REQUIRED WORK: Scan the entries line by line and return those with "dmel".

RECORDS FOR THE TASK:
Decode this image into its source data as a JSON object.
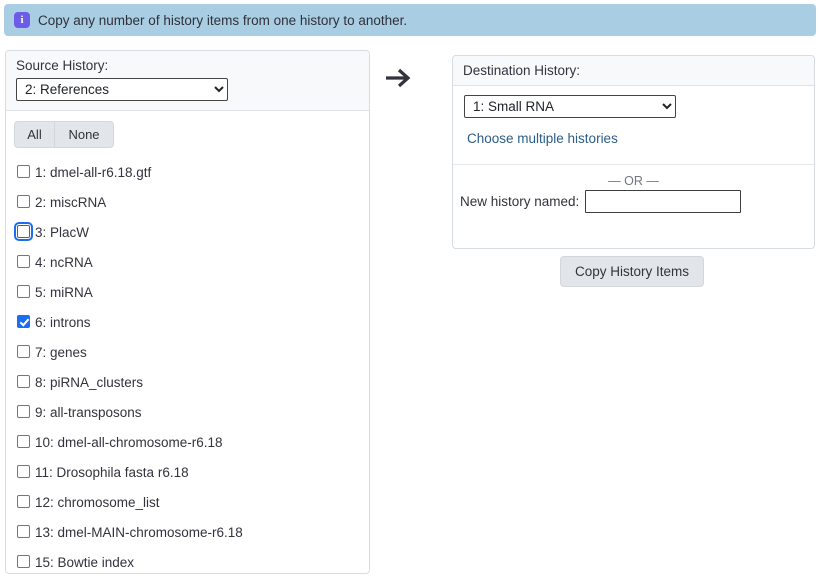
{
  "banner": {
    "icon": "info-icon",
    "text": "Copy any number of history items from one history to another.",
    "background_color": "#a9cde3",
    "icon_color": "#6c5ce7"
  },
  "source_panel": {
    "label": "Source History:",
    "selected_history": "2: References",
    "select_options": [
      "2: References"
    ],
    "buttons": {
      "all": "All",
      "none": "None"
    },
    "items": [
      {
        "label": "1: dmel-all-r6.18.gtf",
        "checked": false,
        "focused": false
      },
      {
        "label": "2: miscRNA",
        "checked": false,
        "focused": false
      },
      {
        "label": "3: PlacW",
        "checked": false,
        "focused": true
      },
      {
        "label": "4: ncRNA",
        "checked": false,
        "focused": false
      },
      {
        "label": "5: miRNA",
        "checked": false,
        "focused": false
      },
      {
        "label": "6: introns",
        "checked": true,
        "focused": false
      },
      {
        "label": "7: genes",
        "checked": false,
        "focused": false
      },
      {
        "label": "8: piRNA_clusters",
        "checked": false,
        "focused": false
      },
      {
        "label": "9: all-transposons",
        "checked": false,
        "focused": false
      },
      {
        "label": "10: dmel-all-chromosome-r6.18",
        "checked": false,
        "focused": false
      },
      {
        "label": "11: Drosophila fasta r6.18",
        "checked": false,
        "focused": false
      },
      {
        "label": "12: chromosome_list",
        "checked": false,
        "focused": false
      },
      {
        "label": "13: dmel-MAIN-chromosome-r6.18",
        "checked": false,
        "focused": false
      },
      {
        "label": "15: Bowtie index",
        "checked": false,
        "focused": false
      }
    ]
  },
  "arrow": {
    "icon": "arrow-right-icon"
  },
  "destination_panel": {
    "label": "Destination History:",
    "selected_history": "1: Small RNA",
    "select_options": [
      "1: Small RNA"
    ],
    "multi_link": "Choose multiple histories",
    "or_text": "— OR —",
    "new_history_label": "New history named:",
    "new_history_value": "",
    "new_history_placeholder": ""
  },
  "copy_button": {
    "label": "Copy History Items"
  },
  "colors": {
    "accent_blue": "#1b6ef3",
    "link_blue": "#2b5d87",
    "banner_blue": "#a9cde3",
    "panel_border": "#d7dce1",
    "panel_head_bg": "#f8f9fa",
    "button_bg": "#e2e6ea"
  }
}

OUTPUT OF THE TASK:
        "label": "1: dmel-all-r6.18.gtf",
        "label": "10: dmel-all-chromosome-r6.18",
        "label": "13: dmel-MAIN-chromosome-r6.18",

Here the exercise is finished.